| TASK STATEMENT |
Scan the entries line by line and return those with "label".

####

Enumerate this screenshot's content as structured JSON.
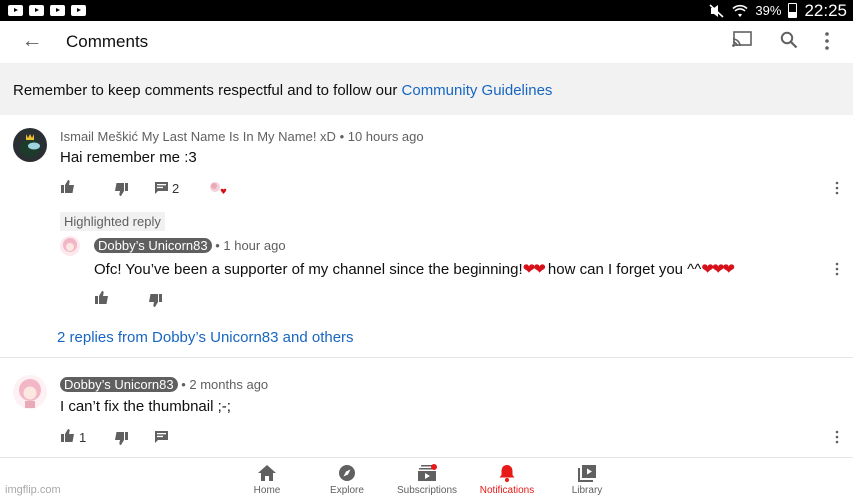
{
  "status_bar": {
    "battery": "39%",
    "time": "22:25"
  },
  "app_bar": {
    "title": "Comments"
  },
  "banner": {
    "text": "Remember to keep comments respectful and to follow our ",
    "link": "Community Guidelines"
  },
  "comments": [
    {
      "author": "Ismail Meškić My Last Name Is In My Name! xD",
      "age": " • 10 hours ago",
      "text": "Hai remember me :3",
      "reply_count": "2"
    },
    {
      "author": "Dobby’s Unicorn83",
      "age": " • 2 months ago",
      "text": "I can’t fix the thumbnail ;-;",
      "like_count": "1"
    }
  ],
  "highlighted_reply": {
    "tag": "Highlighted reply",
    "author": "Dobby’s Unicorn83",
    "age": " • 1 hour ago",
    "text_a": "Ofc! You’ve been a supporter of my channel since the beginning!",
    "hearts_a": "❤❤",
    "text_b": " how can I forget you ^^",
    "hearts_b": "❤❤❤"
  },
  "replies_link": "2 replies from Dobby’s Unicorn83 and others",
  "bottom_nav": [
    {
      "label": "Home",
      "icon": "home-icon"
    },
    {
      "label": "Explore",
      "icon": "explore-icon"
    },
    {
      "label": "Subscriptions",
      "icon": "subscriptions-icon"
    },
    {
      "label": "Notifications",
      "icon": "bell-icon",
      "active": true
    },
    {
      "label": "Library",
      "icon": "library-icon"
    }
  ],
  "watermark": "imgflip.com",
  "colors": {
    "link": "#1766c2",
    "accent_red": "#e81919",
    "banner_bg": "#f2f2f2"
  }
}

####

| TASK RESULT |
      "label": "Home",
      "label": "Explore",
      "label": "Subscriptions",
      "label": "Notifications",
      "label": "Library",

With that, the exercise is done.